Before you do anything else, stop the recording by pressing the gray square “stop” icon at the far left of the tool bar (shown in the diagram to the left). This is the one step that I seemingly forget over and over again, and if the action is still gathering data, it will record everything I do until I press that “stop” button. Don’t forget!

But if you are like me and you do end up forgetting this crucial step, no worries. You can edit your actions even after you’ve stopped recording. Just double-click the item in your action that you wish to change, and you will be able to change the parameters you set while you were recording. Note that you can also change the order of the steps by just clicking and dragging an item, or you can even delete individual steps as well by selecting it and pressing the trash can icon in the far right end of the tool bar. It’s an easy way to fix your action if you are bone-headed like me and forget to press the “stop” button before moving on to other things.

Step four: executing your action on a single image or an entire batch of files

Now that you have created your action, it is time to apply it to other images. You have several options in order to go about doing this. The easiest way is to simply open up another image into Photoshop, select the name of the action you want to execute, and press the gray triangle icon (“play button”) in the toolbar of the actions palette. Photoshop will take care of the rest and process your image quicker than human hands ever could. Voila. It’s that simple!

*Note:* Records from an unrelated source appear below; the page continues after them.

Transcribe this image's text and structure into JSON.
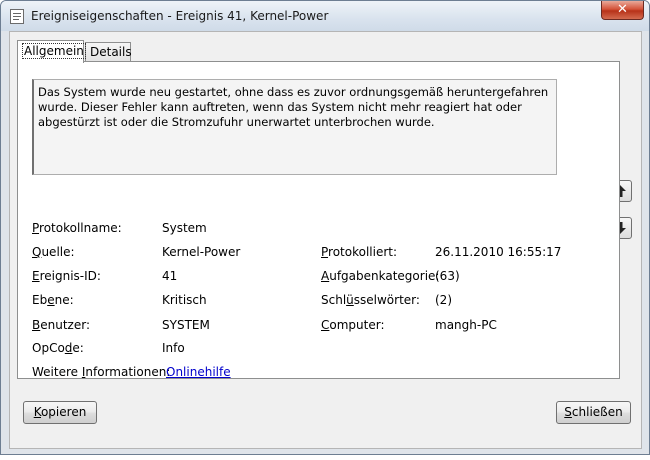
{
  "window": {
    "title": "Ereigniseigenschaften - Ereignis 41, Kernel-Power",
    "close_glyph": "✕"
  },
  "tabs": [
    {
      "label": "Allgemein",
      "active": true
    },
    {
      "label": "Details",
      "active": false
    }
  ],
  "description": "Das System wurde neu gestartet, ohne dass es zuvor ordnungsgemäß heruntergefahren wurde. Dieser Fehler kann auftreten, wenn das System nicht mehr reagiert hat oder abgestürzt ist oder die Stromzufuhr unerwartet unterbrochen wurde.",
  "fields": {
    "protokollname": {
      "label": "Protokollname:",
      "value": "System"
    },
    "quelle": {
      "label": "Quelle:",
      "value": "Kernel-Power"
    },
    "ereignis_id": {
      "label": "Ereignis-ID:",
      "value": "41"
    },
    "ebene": {
      "label": "Ebene:",
      "value": "Kritisch"
    },
    "benutzer": {
      "label": "Benutzer:",
      "value": "SYSTEM"
    },
    "opcode": {
      "label": "OpCode:",
      "value": "Info"
    },
    "weitere": {
      "label": "Weitere Informationen:",
      "link": "Onlinehilfe"
    },
    "protokolliert": {
      "label": "Protokolliert:",
      "value": "26.11.2010 16:55:17"
    },
    "aufgabenkategorie": {
      "label": "Aufgabenkategorie:",
      "value": "(63)"
    },
    "schluesselwoerter": {
      "label": "Schlüsselwörter:",
      "value": "(2)"
    },
    "computer": {
      "label": "Computer:",
      "value": "mangh-PC"
    }
  },
  "buttons": {
    "copy": "Kopieren",
    "close": "Schließen"
  },
  "icons": {
    "up": "arrow-up-icon",
    "down": "arrow-down-icon"
  }
}
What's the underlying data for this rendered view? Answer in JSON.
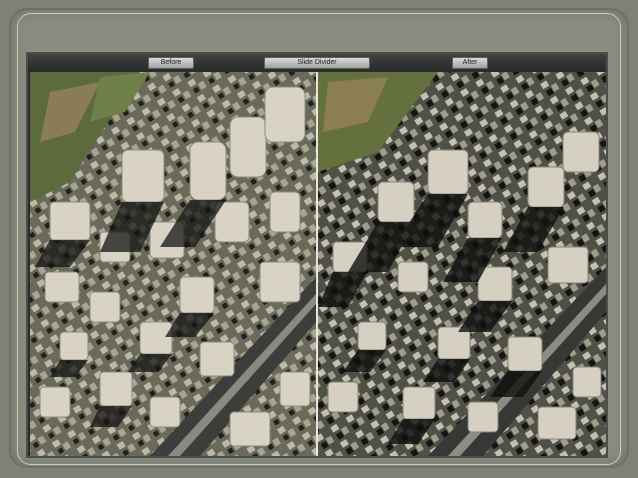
{
  "toolbar": {
    "before_label": "Before",
    "mode_label": "Slide Divider",
    "after_label": "After"
  },
  "panes": {
    "before": {
      "watermark": ""
    },
    "after": {
      "watermark": ""
    }
  },
  "colors": {
    "slide_background": "#7d8274",
    "viewer_background": "#2b2d2c",
    "divider": "#e6e6e0"
  }
}
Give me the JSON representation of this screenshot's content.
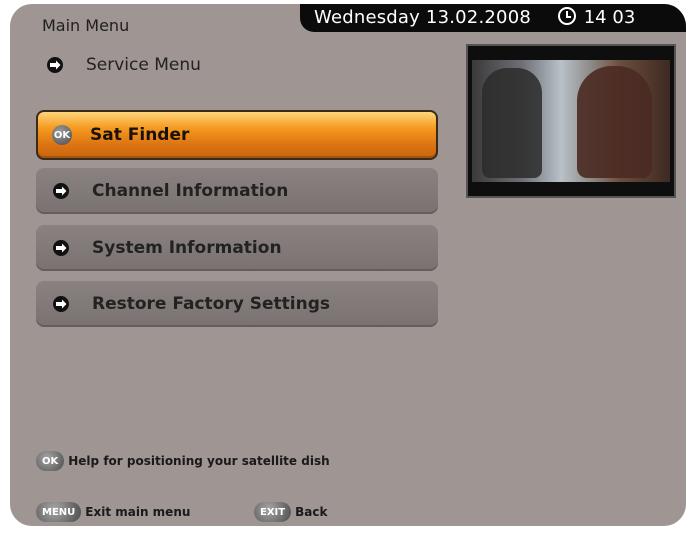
{
  "header": {
    "title": "Main Menu",
    "date": "Wednesday 13.02.2008",
    "time": "14 03"
  },
  "service": {
    "label": "Service Menu"
  },
  "menu": {
    "items": [
      {
        "label": "Sat Finder",
        "badge": "OK"
      },
      {
        "label": "Channel Information"
      },
      {
        "label": "System Information"
      },
      {
        "label": "Restore Factory Settings"
      }
    ]
  },
  "help": {
    "badge": "OK",
    "text": "Help for positioning your satellite dish"
  },
  "footer": {
    "menu_key": "MENU",
    "menu_text": "Exit main menu",
    "exit_key": "EXIT",
    "exit_text": "Back"
  },
  "colors": {
    "background": "#9f9593",
    "selected": "#f59a20",
    "topbar": "#0b0b0b"
  }
}
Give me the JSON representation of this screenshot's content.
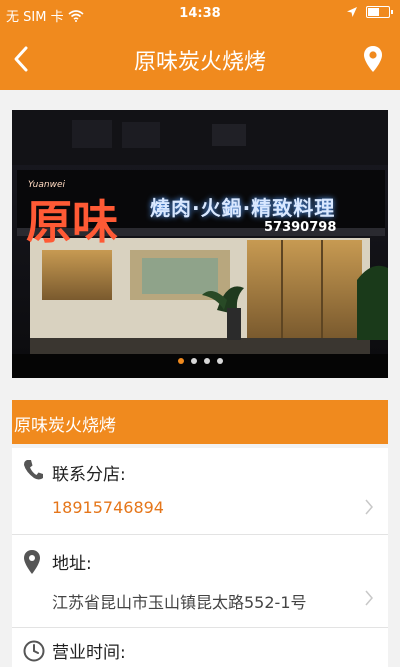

But what if you need to apply that action to an entire folder of images? No problem – that’s very easy too. Use Photoshop’s built in “Batch” command (found by going to “File > Automate > Batch…”) to set up the parameters for applying actions to large batches of images. This will launch a dialog window crammed full of settings that will require you to select the action you want to use, choose the images you want to apply that action to, and how you want to save them. Personally, I find this dialog box too complicated for simple batch tasks. Luckily, there is one more (easier) way to do it: use Adobe Bridge!

Adobe Bridge is a visual file browser, which lets you see thumbnail images of all your files instead of just text file names. If you have Photoshop, you have Bridge – they are bundled together. Launch Bridge, and go to the directory where you have placed your files that you want to apply your new action to. Select every file that you want to change, and then go to the Bridge menu and select “Tools > Photoshop > Batch…”  This will invoke that same dialog I discussed above, but the added benefit of doing it through Bridge is that the files you want to change are already selected in that dialog. So basically, it eliminates one step. You may prefer to do this directly through Photoshop, but I have found that it’s easier to do it through bridge – try it both ways to see what works best for you.

Conclusion

As you have just read, Photoshop’s actions tool is a great way to automate repetitive tasks. It can be used for very simple one-step processes like renaming files, but it’s also powerful enough to create complex 50-step actions that would take forever to do on an image-by-image basis. And since every step in the actions are fully editable, you can continue to tweak and fine-tune your actions until you get them right. No need to delete and start over if you don’t get it right the first time!

Although setting up and using Photoshop actions may seem complicated, you will quickly discover how much of a valuable asset they are in developing an efficient work flow.

vector Twitter bird in eps format

Ok, I’m not much of a vector artist, but here is a recent illustration I made of a blue Twitter bird holding a mobile phone. You may or not have noticed, but it’s the graphic that I’m using to link to my own Twitter account at the bottom of the far right hand column of this site. It’s in .eps format (Adobe Illustrator CS3) – but let me know if you’d like it saved in a different version.